Panellists also discussed the role of technology and shifting geopolitics impacting the way work, worker and workplaces are structured, calling for accepting the importance of experiential learning as a teaching pedagogy for a far greater retention and internalization.
While organizations may have projects around SDGs and institutes may have students eager to gain hands-on work experience in those, there need to be checks and evaluative criteria to keep the quality of such internships high, the work outcome meaningful and the flow of work around SDGs not just limited to that one project but extendable to the world.
When such high-quality internships are offered, the perceived value that students gain from such internships has great importance for the future of internships. Also true is the fact that perceived value for SDG focussed internships is much higher than a normal internship because of the feeling of contributing. According to Dr Jain “the aim of this project is two fold: First, enable students in India and Australia to collaborate on SDG focused projects in both countries. This will provide real work experience with the NGOs, private and public sector and help contribute towards the Global Agenda 2030. Second, to strengthen bilateral relationships between universities and industry in India and Australia; SDG17 Partnerships.”
India’s new education policy lays emphasis on innovation and start-up ecosystem. Also, the focus on SDG and corporate sustainability has never been higher. With this in sight, corporates need to step up and look at interns and internship programs in a different light.
Two types of internship projects could be designed: technical projects, based on shared solutions and core/business projects, sharing of best practices. While technical projects will enable students from one geography to apply their learning to another geography, and hence add to the knowledge base, the core/business projects will enable students to learn best practices and apply them in real business scenarios.
As suggestions to make internships more lucrative for students, government should put such internship programs on their portals, websites to show support. Credibility magnifies when students see government support is present. Universities should shortlist few companies in public/private sector, NGOs & non-profits and talk to them beforehand about internships, sensitize these recipient organizations about internship programs and interns and make them ready to receive interns.

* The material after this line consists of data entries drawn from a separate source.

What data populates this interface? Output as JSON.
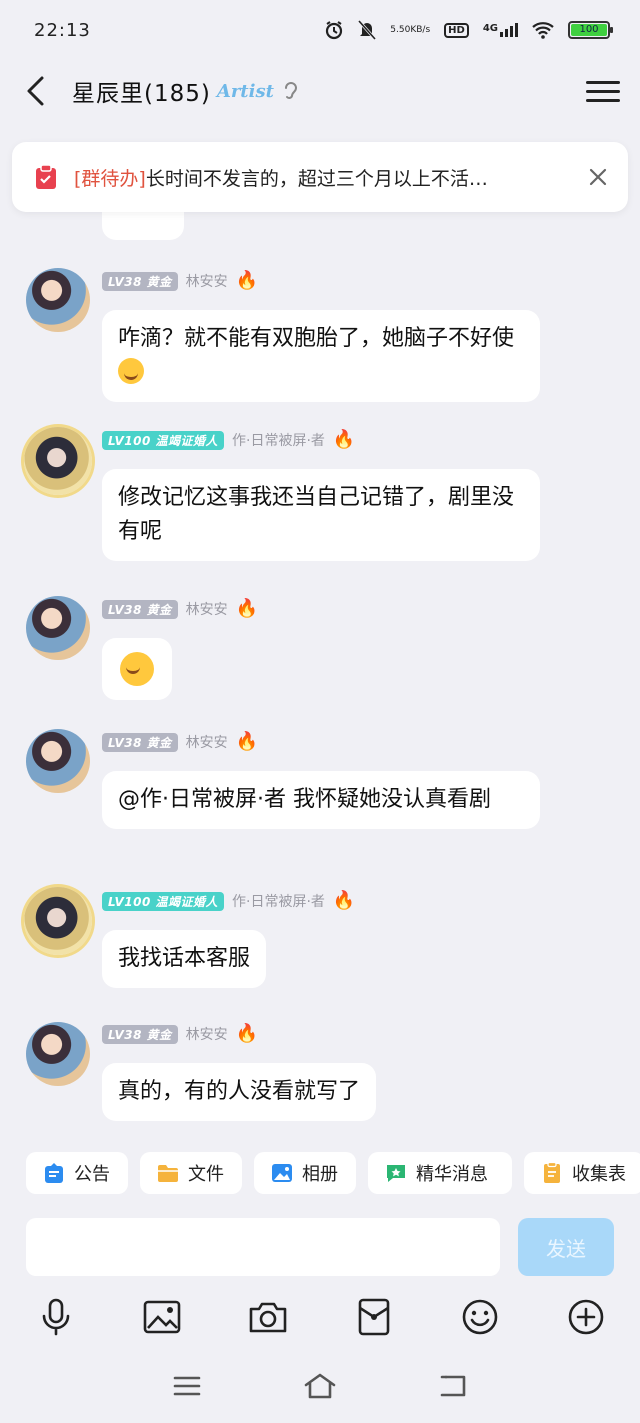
{
  "status_bar": {
    "time": "22:13",
    "net_speed_value": "5.50",
    "net_speed_unit": "KB/s",
    "hd_label": "HD",
    "network_label": "4G",
    "battery_level": "100",
    "battery_color": "#3fd03f"
  },
  "header": {
    "title": "星辰里(185)",
    "badge_text": "Artist"
  },
  "notice": {
    "tag": "[群待办]",
    "text": "长时间不发言的，超过三个月以上不活…"
  },
  "messages": [
    {
      "level": "LV38 黄金",
      "nickname": "林安安",
      "text": "咋滴？就不能有双胞胎了，她脑子不好使"
    },
    {
      "level": "LV100 温竭证婚人",
      "nickname": "作·日常被屏·者",
      "text": "修改记忆这事我还当自己记错了，剧里没有呢"
    },
    {
      "level": "LV38 黄金",
      "nickname": "林安安",
      "text": ""
    },
    {
      "level": "LV38 黄金",
      "nickname": "林安安",
      "text": "@作·日常被屏·者 我怀疑她没认真看剧"
    },
    {
      "level": "LV100 温竭证婚人",
      "nickname": "作·日常被屏·者",
      "text": "我找话本客服"
    },
    {
      "level": "LV38 黄金",
      "nickname": "林安安",
      "text": "真的，有的人没看就写了"
    }
  ],
  "quick_actions": [
    {
      "label": "公告",
      "icon": "announcement-icon"
    },
    {
      "label": "文件",
      "icon": "folder-icon"
    },
    {
      "label": "相册",
      "icon": "album-icon"
    },
    {
      "label": "精华消息",
      "icon": "featured-message-icon"
    },
    {
      "label": "收集表",
      "icon": "form-icon"
    }
  ],
  "composer": {
    "placeholder": "",
    "send_label": "发送"
  },
  "colors": {
    "accent_blue": "#a9d8f9",
    "level_gray": "#b3b5c2",
    "level_teal": "#49d2c9",
    "notice_tag": "#e0533f"
  }
}
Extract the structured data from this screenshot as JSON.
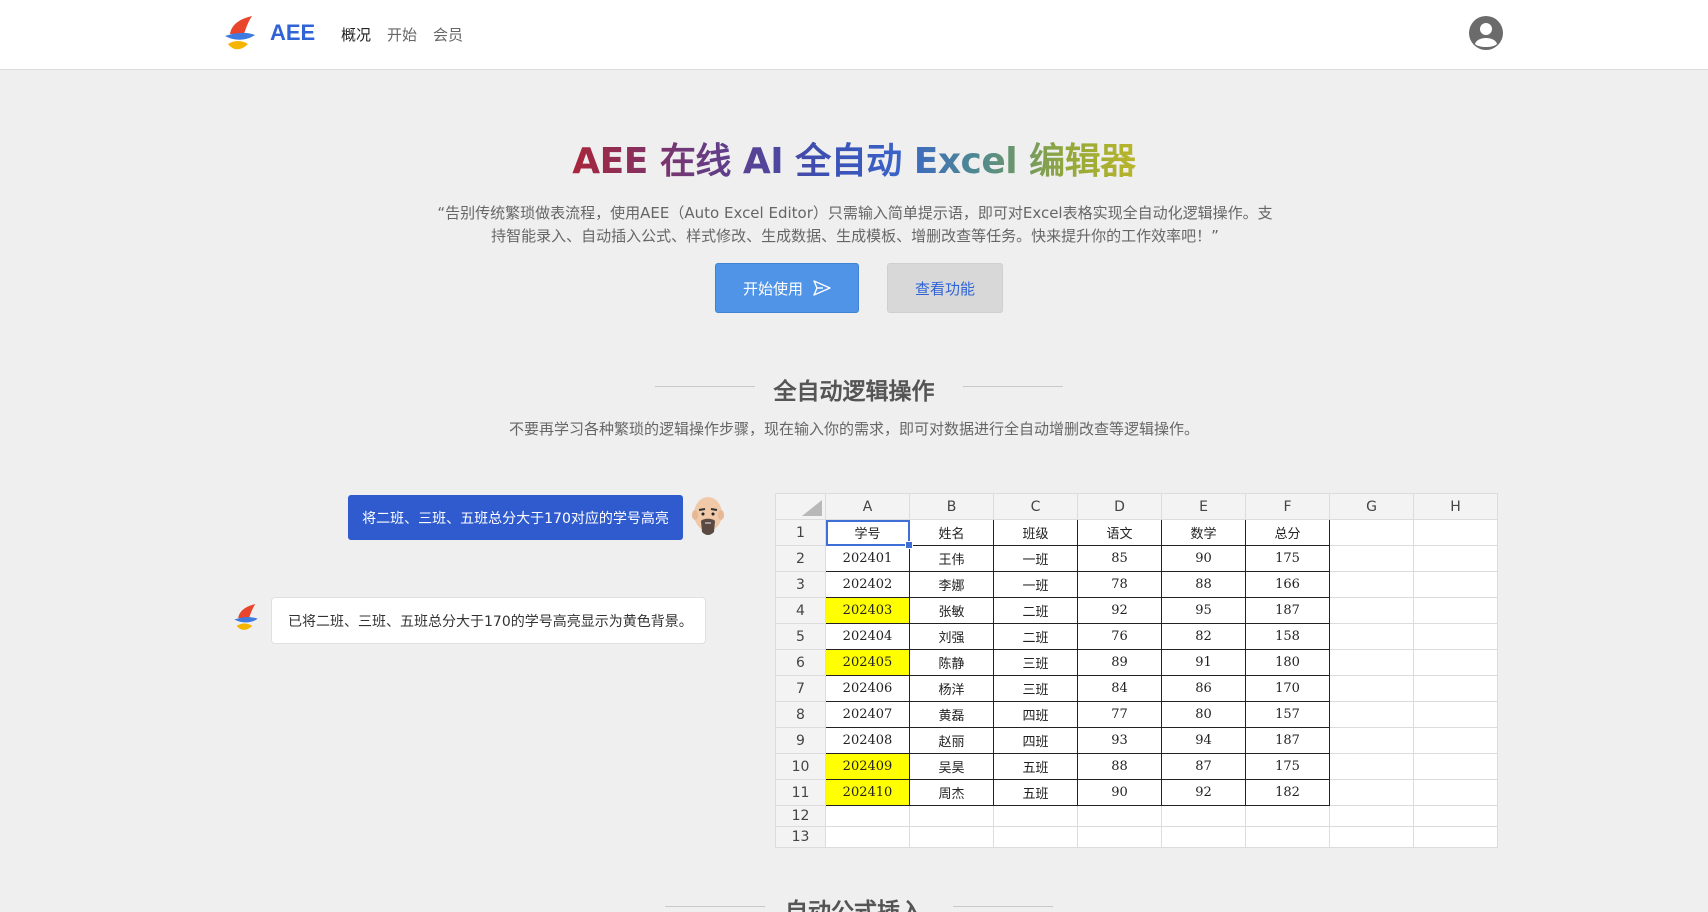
{
  "header": {
    "brand": "AEE",
    "nav": [
      "概况",
      "开始",
      "会员"
    ]
  },
  "hero": {
    "title": "AEE 在线 AI 全自动 Excel 编辑器",
    "description": "“告别传统繁琐做表流程，使用AEE（Auto Excel Editor）只需输入简单提示语，即可对Excel表格实现全自动化逻辑操作。支持智能录入、自动插入公式、样式修改、生成数据、生成模板、增删改查等任务。快来提升你的工作效率吧！”",
    "start_label": "开始使用",
    "features_label": "查看功能"
  },
  "section": {
    "title": "全自动逻辑操作",
    "subtitle": "不要再学习各种繁琐的逻辑操作步骤，现在输入你的需求，即可对数据进行全自动增删改查等逻辑操作。"
  },
  "chat": {
    "user_message": "将二班、三班、五班总分大于170对应的学号高亮",
    "bot_message": "已将二班、三班、五班总分大于170的学号高亮显示为黄色背景。"
  },
  "sheet": {
    "columns": [
      "A",
      "B",
      "C",
      "D",
      "E",
      "F",
      "G",
      "H"
    ],
    "headers": [
      "学号",
      "姓名",
      "班级",
      "语文",
      "数学",
      "总分"
    ],
    "rows": [
      [
        "202401",
        "王伟",
        "一班",
        "85",
        "90",
        "175"
      ],
      [
        "202402",
        "李娜",
        "一班",
        "78",
        "88",
        "166"
      ],
      [
        "202403",
        "张敏",
        "二班",
        "92",
        "95",
        "187"
      ],
      [
        "202404",
        "刘强",
        "二班",
        "76",
        "82",
        "158"
      ],
      [
        "202405",
        "陈静",
        "三班",
        "89",
        "91",
        "180"
      ],
      [
        "202406",
        "杨洋",
        "三班",
        "84",
        "86",
        "170"
      ],
      [
        "202407",
        "黄磊",
        "四班",
        "77",
        "80",
        "157"
      ],
      [
        "202408",
        "赵丽",
        "四班",
        "93",
        "94",
        "187"
      ],
      [
        "202409",
        "吴昊",
        "五班",
        "88",
        "87",
        "175"
      ],
      [
        "202410",
        "周杰",
        "五班",
        "90",
        "92",
        "182"
      ]
    ],
    "row_numbers": [
      "1",
      "2",
      "3",
      "4",
      "5",
      "6",
      "7",
      "8",
      "9",
      "10",
      "11",
      "12",
      "13"
    ],
    "highlight_color": "#ffff00"
  },
  "next_section": {
    "title": "自动公式插入"
  },
  "icons": {
    "logo": "aee-logo-icon",
    "avatar": "user-avatar-icon",
    "send": "send-arrow-icon",
    "user_face": "bald-man-avatar",
    "bot": "aee-bot-icon"
  },
  "colors": {
    "brand": "#2f63d6",
    "primary_button": "#4f94e6",
    "user_bubble": "#2f5bcf"
  }
}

Universities may also look at government partnerships to promote an egalitarian approach to internships where they co-create evidence-based, impact making and measurable projects for students. The use of technology and power of relationships that organizations such as WICCI SBC have will also aid in reducing the gap between knowledge seekers and where knowledge is present. This is doable in a more conceivable way today due to Covid-19.